* Your task *
An image-free, word-for-word version of the records below is to be returned.

* Data records *
____________________

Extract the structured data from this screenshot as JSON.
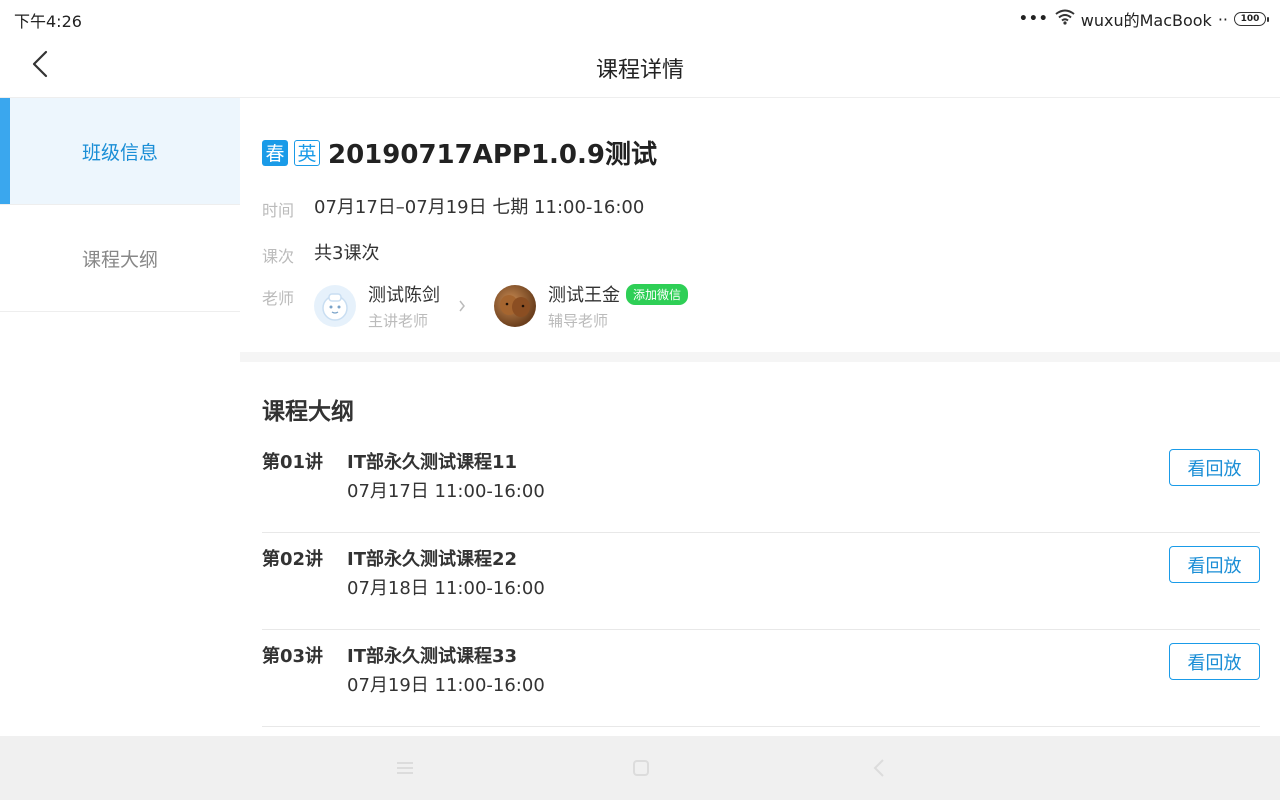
{
  "status_bar": {
    "time": "下午4:26",
    "dots": "•••",
    "network": "wuxu的MacBook",
    "network_suffix": "··",
    "battery": "100"
  },
  "header": {
    "title": "课程详情"
  },
  "sidebar": {
    "items": [
      {
        "label": "班级信息",
        "active": true
      },
      {
        "label": "课程大纲",
        "active": false
      }
    ]
  },
  "course": {
    "tags": [
      "春",
      "英"
    ],
    "title": "20190717APP1.0.9测试",
    "time_label": "时间",
    "time_value": "07月17日–07月19日 七期 11:00-16:00",
    "lessons_label": "课次",
    "lessons_value": "共3课次",
    "teacher_label": "老师",
    "teachers": [
      {
        "name": "测试陈剑",
        "role": "主讲老师"
      },
      {
        "name": "测试王金",
        "role": "辅导老师",
        "badge": "添加微信"
      }
    ]
  },
  "outline": {
    "title": "课程大纲",
    "replay_label": "看回放",
    "lessons": [
      {
        "number": "第01讲",
        "name": "IT部永久测试课程11",
        "time": "07月17日 11:00-16:00"
      },
      {
        "number": "第02讲",
        "name": "IT部永久测试课程22",
        "time": "07月18日 11:00-16:00"
      },
      {
        "number": "第03讲",
        "name": "IT部永久测试课程33",
        "time": "07月19日 11:00-16:00"
      }
    ]
  },
  "colors": {
    "accent": "#1a9be8",
    "active_bg": "#edf6fd",
    "wechat_green": "#2ecf56"
  },
  "icons": {
    "back": "chevron-left-icon",
    "wifi": "wifi-icon",
    "nav_menu": "menu-icon",
    "nav_home": "home-icon",
    "nav_back": "back-icon"
  }
}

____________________

* Result of this task *
Extract the structured data from this screenshot as JSON.
{
  "status_bar": {
    "time": "下午4:26",
    "dots": "•••",
    "network": "wuxu的MacBook",
    "network_suffix": "··",
    "battery": "100"
  },
  "header": {
    "title": "课程详情"
  },
  "sidebar": {
    "items": [
      {
        "label": "班级信息",
        "active": true
      },
      {
        "label": "课程大纲",
        "active": false
      }
    ]
  },
  "course": {
    "tags": [
      "春",
      "英"
    ],
    "title": "20190717APP1.0.9测试",
    "time_label": "时间",
    "time_value": "07月17日–07月19日 七期 11:00-16:00",
    "lessons_label": "课次",
    "lessons_value": "共3课次",
    "teacher_label": "老师",
    "teachers": [
      {
        "name": "测试陈剑",
        "role": "主讲老师"
      },
      {
        "name": "测试王金",
        "role": "辅导老师",
        "badge": "添加微信"
      }
    ]
  },
  "outline": {
    "title": "课程大纲",
    "replay_label": "看回放",
    "lessons": [
      {
        "number": "第01讲",
        "name": "IT部永久测试课程11",
        "time": "07月17日 11:00-16:00"
      },
      {
        "number": "第02讲",
        "name": "IT部永久测试课程22",
        "time": "07月18日 11:00-16:00"
      },
      {
        "number": "第03讲",
        "name": "IT部永久测试课程33",
        "time": "07月19日 11:00-16:00"
      }
    ]
  },
  "colors": {
    "accent": "#1a9be8",
    "active_bg": "#edf6fd",
    "wechat_green": "#2ecf56"
  },
  "icons": {
    "back": "chevron-left-icon",
    "wifi": "wifi-icon",
    "nav_menu": "menu-icon",
    "nav_home": "home-icon",
    "nav_back": "back-icon"
  }
}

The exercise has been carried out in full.